··· LISTED ENTRIES
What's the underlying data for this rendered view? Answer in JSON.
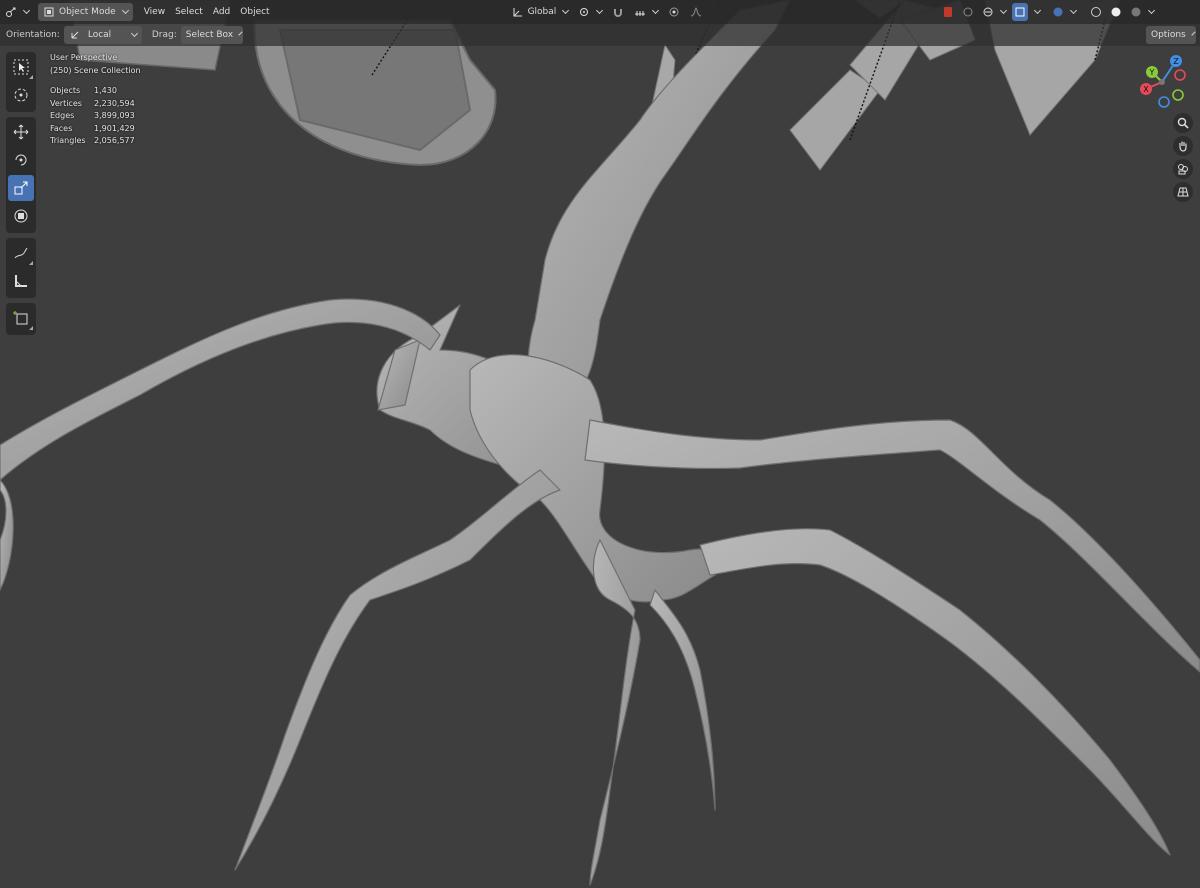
{
  "header": {
    "editor_type_icon": "3d-viewport-icon",
    "mode": {
      "icon": "object-mode-icon",
      "label": "Object Mode"
    },
    "menus": [
      "View",
      "Select",
      "Add",
      "Object"
    ],
    "transform_orientation": {
      "icon": "global-axes-icon",
      "label": "Global"
    },
    "pivot_icon": "pivot-point-icon",
    "snap_icon": "snap-magnet-icon",
    "snap_target_icon": "snap-increment-icon",
    "proportional_icon": "proportional-editing-icon",
    "falloff_icon": "falloff-curve-icon",
    "right_icons": [
      "selectability-icon",
      "gizmo-toggle-icon",
      "overlays-icon",
      "xray-icon",
      "wireframe-shading-icon",
      "solid-shading-icon",
      "material-preview-icon",
      "rendered-shading-icon"
    ]
  },
  "tool_settings": {
    "orientation_label": "Orientation:",
    "orientation_value": "Local",
    "drag_label": "Drag:",
    "drag_value": "Select Box",
    "options_label": "Options"
  },
  "toolbar": {
    "tools": [
      "select-box-icon",
      "cursor-icon",
      "move-icon",
      "rotate-icon",
      "scale-icon",
      "transform-icon",
      "annotate-icon",
      "measure-icon",
      "add-cube-icon"
    ],
    "active": "scale-icon"
  },
  "stats": {
    "view": "User Perspective",
    "collection": "(250) Scene Collection",
    "rows": [
      {
        "k": "Objects",
        "v": "1,430"
      },
      {
        "k": "Vertices",
        "v": "2,230,594"
      },
      {
        "k": "Edges",
        "v": "3,899,093"
      },
      {
        "k": "Faces",
        "v": "1,901,429"
      },
      {
        "k": "Triangles",
        "v": "2,056,577"
      }
    ]
  },
  "gizmo": {
    "z": "Z",
    "y": "Y",
    "x": "X",
    "colors": {
      "x": "#e8495a",
      "y": "#8ac93a",
      "z": "#3f8fe6"
    },
    "nav_buttons": [
      "zoom-icon",
      "pan-hand-icon",
      "camera-icon",
      "grid-perspective-icon"
    ]
  },
  "colors": {
    "bg": "#3e3e3e",
    "header": "#282828",
    "accent": "#4772b3",
    "mesh": "#9a9a9a"
  }
}
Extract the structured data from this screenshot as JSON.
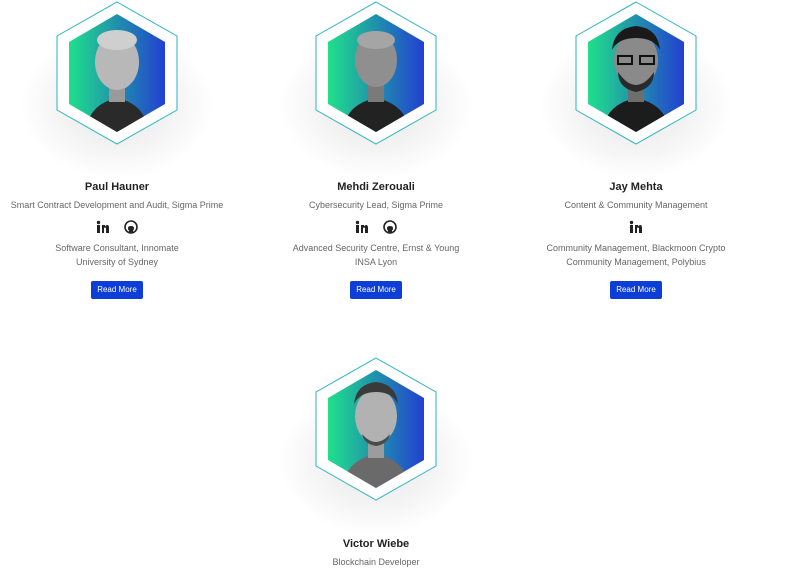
{
  "colors": {
    "accent_green": "#1fe08a",
    "accent_blue": "#2240d0",
    "button": "#0d3fd8"
  },
  "team": [
    {
      "name": "Paul Hauner",
      "role": "Smart Contract Development and Audit, Sigma Prime",
      "socials": [
        "linkedin-icon",
        "github-icon"
      ],
      "bio": [
        "Software Consultant, Innomate",
        "University of Sydney"
      ],
      "button": "Read More"
    },
    {
      "name": "Mehdi Zerouali",
      "role": "Cybersecurity Lead, Sigma Prime",
      "socials": [
        "linkedin-icon",
        "github-icon"
      ],
      "bio": [
        "Advanced Security Centre, Ernst & Young",
        "INSA Lyon"
      ],
      "button": "Read More"
    },
    {
      "name": "Jay Mehta",
      "role": "Content & Community Management",
      "socials": [
        "linkedin-icon"
      ],
      "bio": [
        "Community Management, Blackmoon Crypto",
        "Community Management, Polybius"
      ],
      "button": "Read More"
    },
    {
      "name": "Victor Wiebe",
      "role": "Blockchain Developer"
    }
  ]
}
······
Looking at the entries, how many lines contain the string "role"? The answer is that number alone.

THE ANSWER: 4